audrey braun

Courtesy Deborah Reed, Digitally Altered by Portland Monthly

You wrote for 14 years before creating a pseudonym—Audrey Braun—and self-publishing a thriller. A Small Fortune made the best-seller list for “action adventure” titles for Amazon’s Kindle e-reader. What happened?

Deborah (left): I finally took control of my destiny. I self-published A Small Fortune and entered a novel under my own name,Carry Yourself Back to Me, in an Amazon contest—behind my agent’s back. Amazon’s new publishing imprint, Amazon Encore, offered the Deborah Reed/Audrey Braun combo a three-book deal.
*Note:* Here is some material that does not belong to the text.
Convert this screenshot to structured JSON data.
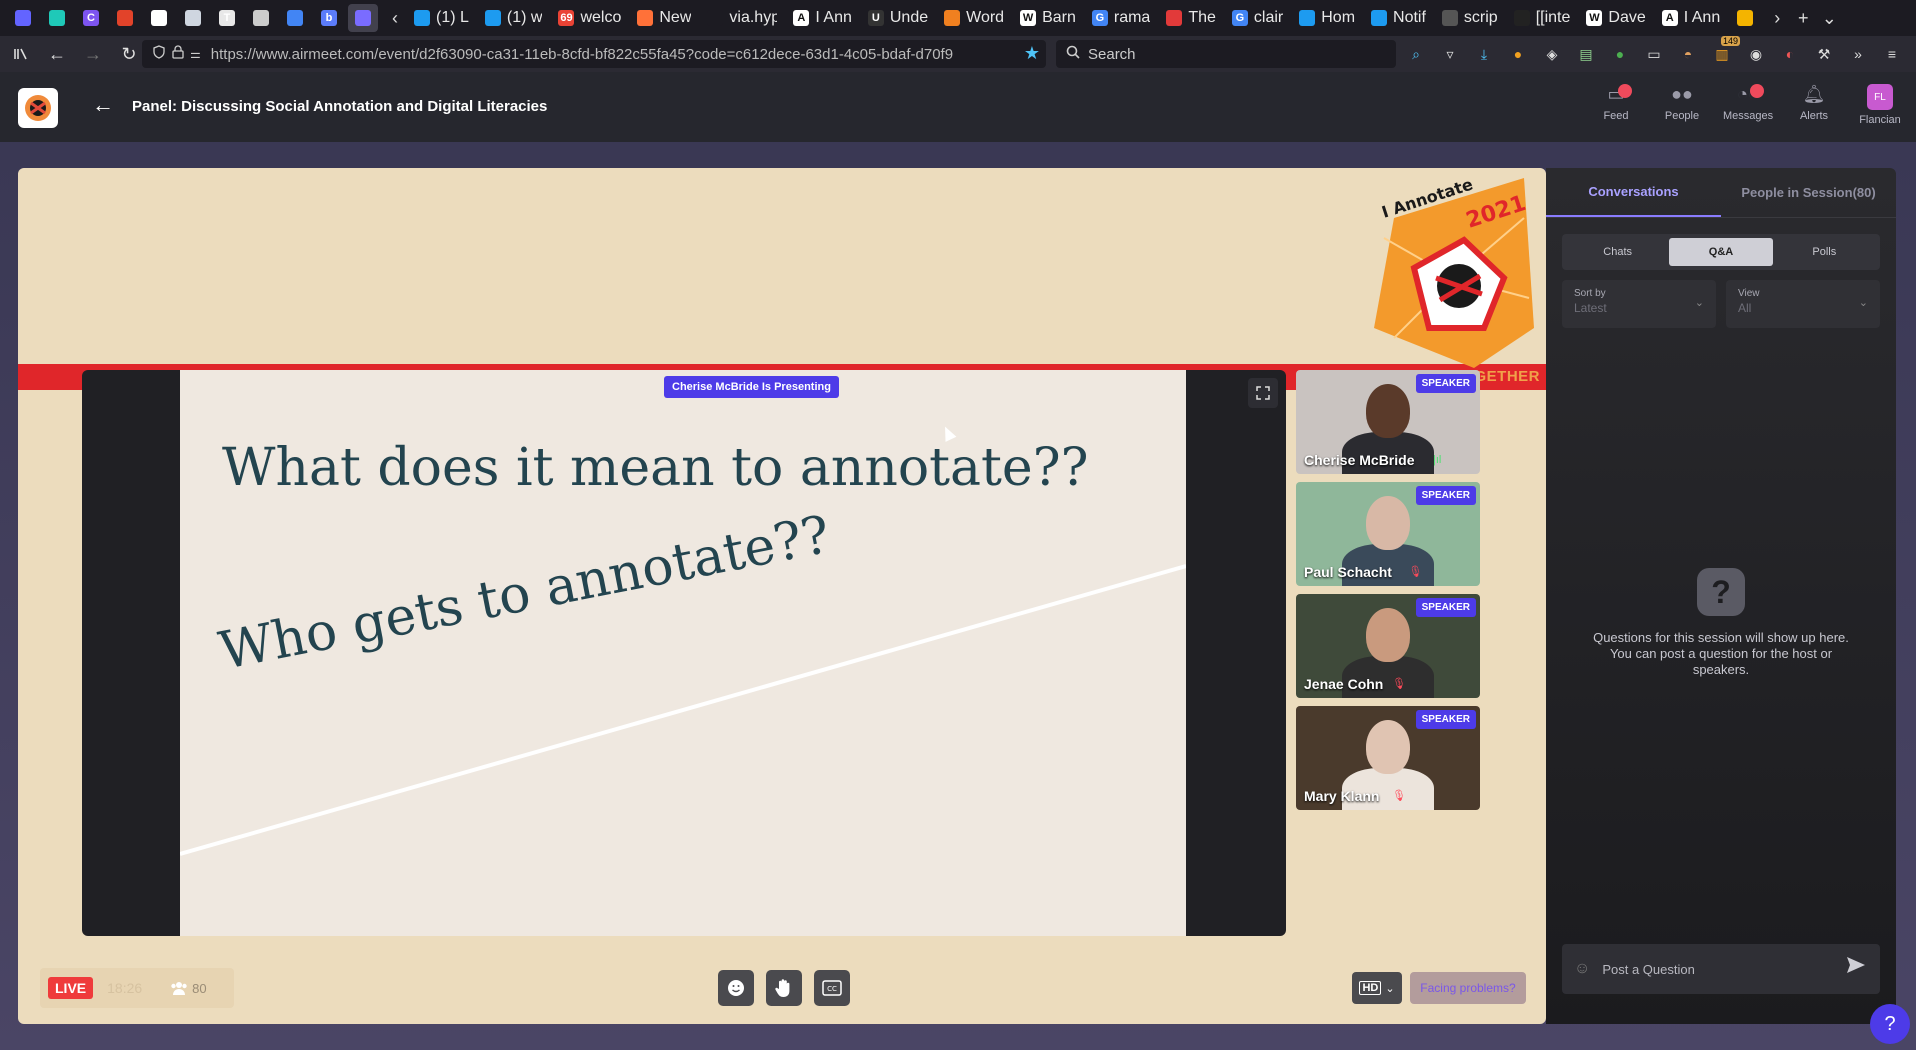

A Small Fortune has been rereleased in paperback, and Carry Yourself Back to Me, my literary fiction book, was released in late September.

Audrey: And while Deborah was getting her act together, I was developing a trilogy based on the characters in A Small Fortune.

How do Deborah and “Audrey” differ as writers?

Deborah: I write literary fiction with a poetic touch. I labor over my words. In fact, Carry Yourself Back to Me took five years to write. Audrey Braun, however, doesn’t give a damn.

Audrey: She makes such a big deal out of everything.

What inspires these very different personae?

Deborah:
One of my favorite authors, Per Petterson, says you should be able to tap your foot through an ?entire book. I love listening to Hank Williams, Lucinda Williams, Otis Redding, Patsy Cline, and the Replacements as I write. I love the sad songs more than anything else.
?Audrey:
Meanwhile, writing comes fast and easy for me. I am inspired by urgency—being able to frighten and entertain readers at the same time.

Given your unconventional—but, as e-readers and self-publishing become more popular and accepted, increasingly common—career path, do you have any advice for aspiring writers?

Deborah:
Just sit in the chair. It doesn’t matter what comes out, just sit down and do it. Anticipate that everything you write initially will often be terrible.
Audrey:
Write with abandon and do not be afraid to write a gushy sex scene or describe a gaping bullet wound in a character’s neck or to rip someone’s face with your fingernails (as happens in A Small Fortune). Don’t censor, and see what happens.

What’s your vision for the future?

Deborah:
Finishing my MFA from Pacific University next June, and then traveling to places like Italy and France to teach and speak at writing conferences.

Audrey:
I plan to wrap up my second book in the Small Fortune trilogy, which was helped by a recent on-site research trip to the south of France. I also plan to not let Deborah be such a downer. Sometimes she really kills my buzz.